Upton, a Michigan Republican, introduced the bill on Jan. 21 and a week later, it won the support of the White House. The legislation has wide bipartisan support and nearly 100 members of Congress have co-sponsored the measure.

Other highlights of the bill:

--Raises maximum fine against a broadcast license-holder from $27,500 to $500,000.

--Increases maximum fine against a performer from $11,000 to $500,000 and allows the Federal Communications Commission to impose the penalty after the first offense. Under current rules, the FCC must wait for a second offense.

--Orders FCC to act on indecency complaints within 180 days after they are received.

--Mandates FCC to consider revoking license of any broadcaster found with three indecency violations.

--Exempts affiliates from indecency fines if the program was supplied by the network and the individual stations did not have a chance to review it in advance or, if in the case of a live broadcast, had no reason to suspect it could be indecent.

--Expresses the sense of Congress that broadcasters should set aside an hour in prime time to air family-friendly programming.

Rep Ed Markey (search), D-Mass., a main co-sponsor of the bill, chastised the FCC for not using the enforcement tools it has as its disposal -- such as revoking station licenses -- to be a more aggressive enforcer of current decency rules.

In fact, he said, testimony from FCC Chairman Michael Powell (search) has showed that cases from two to three years ago of broadcasters violating the rules are still languishing.

"It appears as though the industry has largely concluded that the FCC is a paper tiger," Markey said. "The rare and paltry fines the commission assess have become nothing more than a joke within the broadcast industry."

Some Democrats, however, said the bigger problem is the increasing amount of media consolidation, or fewer media companies controlling more programming.

These media giants are the "biggest offenders" of indecency, said Rep. Bart Stupak (search), D-Mich.

"There's no question that indecency in the media is a disease that's infecting all of society," said Rep. Maurice Hinchey (search), D-N.Y. But this bill deals "only with the symptoms of the problem and not with the underlying cause," which, he said, is having fewer owners of the airwaves.

"The fact is, higher fines are going to do nothing," added Rep. David Obey (search), D-Wis., saying more local ownership of television stations is what's most needed.

"If you really want to do something to give communities the ability to stop this nonsense, you will take away from the FCC the ability to put broadcast power in the hands of a few corporations ... people don't want to see this garbage."

The bills are S. 2056 and H.R. 3717.
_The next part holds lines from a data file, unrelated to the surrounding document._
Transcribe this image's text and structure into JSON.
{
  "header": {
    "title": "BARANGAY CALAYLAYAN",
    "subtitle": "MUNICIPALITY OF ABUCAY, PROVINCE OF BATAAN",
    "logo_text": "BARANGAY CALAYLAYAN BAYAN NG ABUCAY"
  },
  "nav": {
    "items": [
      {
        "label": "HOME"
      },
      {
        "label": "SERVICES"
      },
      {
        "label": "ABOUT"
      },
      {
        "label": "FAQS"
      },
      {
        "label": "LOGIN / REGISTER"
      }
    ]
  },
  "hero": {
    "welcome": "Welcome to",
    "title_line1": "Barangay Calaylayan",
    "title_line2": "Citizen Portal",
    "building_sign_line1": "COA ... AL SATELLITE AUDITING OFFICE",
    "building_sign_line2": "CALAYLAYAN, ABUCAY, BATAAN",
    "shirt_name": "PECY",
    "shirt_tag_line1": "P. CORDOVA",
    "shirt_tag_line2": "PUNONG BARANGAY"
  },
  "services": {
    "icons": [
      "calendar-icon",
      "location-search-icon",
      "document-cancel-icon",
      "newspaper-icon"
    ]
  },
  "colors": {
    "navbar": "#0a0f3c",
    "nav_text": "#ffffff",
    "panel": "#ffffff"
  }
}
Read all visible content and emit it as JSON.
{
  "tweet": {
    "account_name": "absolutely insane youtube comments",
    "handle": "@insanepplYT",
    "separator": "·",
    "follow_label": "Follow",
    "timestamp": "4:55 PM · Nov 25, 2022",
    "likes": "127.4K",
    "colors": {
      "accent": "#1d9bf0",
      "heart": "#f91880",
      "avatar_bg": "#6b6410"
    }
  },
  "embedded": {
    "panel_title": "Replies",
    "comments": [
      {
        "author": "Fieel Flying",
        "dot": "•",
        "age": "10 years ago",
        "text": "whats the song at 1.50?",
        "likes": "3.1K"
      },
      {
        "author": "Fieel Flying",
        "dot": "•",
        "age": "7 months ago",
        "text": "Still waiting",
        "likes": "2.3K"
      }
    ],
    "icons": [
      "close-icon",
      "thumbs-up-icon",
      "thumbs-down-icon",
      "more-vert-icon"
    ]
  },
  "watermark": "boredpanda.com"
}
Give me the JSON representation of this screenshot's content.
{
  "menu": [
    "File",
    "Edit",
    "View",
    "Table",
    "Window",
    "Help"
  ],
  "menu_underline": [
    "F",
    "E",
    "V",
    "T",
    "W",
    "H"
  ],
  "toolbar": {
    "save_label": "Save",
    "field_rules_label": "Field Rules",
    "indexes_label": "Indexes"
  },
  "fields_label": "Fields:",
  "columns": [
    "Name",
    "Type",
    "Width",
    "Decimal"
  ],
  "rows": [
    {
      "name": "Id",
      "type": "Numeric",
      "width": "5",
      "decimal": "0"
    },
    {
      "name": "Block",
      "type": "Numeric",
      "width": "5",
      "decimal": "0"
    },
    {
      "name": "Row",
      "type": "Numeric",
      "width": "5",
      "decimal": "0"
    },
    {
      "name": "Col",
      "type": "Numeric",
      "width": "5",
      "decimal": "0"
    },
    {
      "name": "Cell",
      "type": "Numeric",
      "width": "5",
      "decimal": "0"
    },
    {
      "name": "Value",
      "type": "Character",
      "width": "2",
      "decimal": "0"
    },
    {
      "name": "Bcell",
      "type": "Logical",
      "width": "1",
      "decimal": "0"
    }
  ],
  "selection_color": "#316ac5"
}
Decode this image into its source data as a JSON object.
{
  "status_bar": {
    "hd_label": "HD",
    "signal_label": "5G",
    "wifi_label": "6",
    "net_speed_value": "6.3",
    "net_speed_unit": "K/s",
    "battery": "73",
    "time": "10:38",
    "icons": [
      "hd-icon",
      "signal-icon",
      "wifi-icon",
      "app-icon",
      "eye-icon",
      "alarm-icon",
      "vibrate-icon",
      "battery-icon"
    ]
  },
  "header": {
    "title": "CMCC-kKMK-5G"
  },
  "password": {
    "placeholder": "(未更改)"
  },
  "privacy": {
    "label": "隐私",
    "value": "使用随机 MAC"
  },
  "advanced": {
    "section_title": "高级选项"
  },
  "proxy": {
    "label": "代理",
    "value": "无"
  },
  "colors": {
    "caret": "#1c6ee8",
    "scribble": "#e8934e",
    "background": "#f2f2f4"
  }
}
Edward O. Fritts, president of the National Association of Broadcasters, noted that the industry has already scheduled an indecency summit for March 31.

"Voluntary industry initiatives are far preferable to government regulation when dealing with programming issues," Fritts said. "NAB does not support the bill as written, but we hear the call of legislators and are committed to taking voluntary action to address this issue."

Clear Channel Communications, the nation's largest radio station chain, touted its own actions.

The company now has a 20-second delay for live broadcasts, announced new standards for its programs, suspended its broadcasts of the Howard Stern show (searchand fired the disc jockey known as "Bubba the Love Sponge," (searchwhose programs brought the chain a record $755,000 fine for indecency.

"We hope never to face these higher fines because of the strong policy we've put in place," said executive vice president Andrew Levin. "To the extent it provides an incentive for other broadcasters who have not adopted voluntary guidelines to comply with the law, it may be a good thing."

The Associated Press contributed to this report.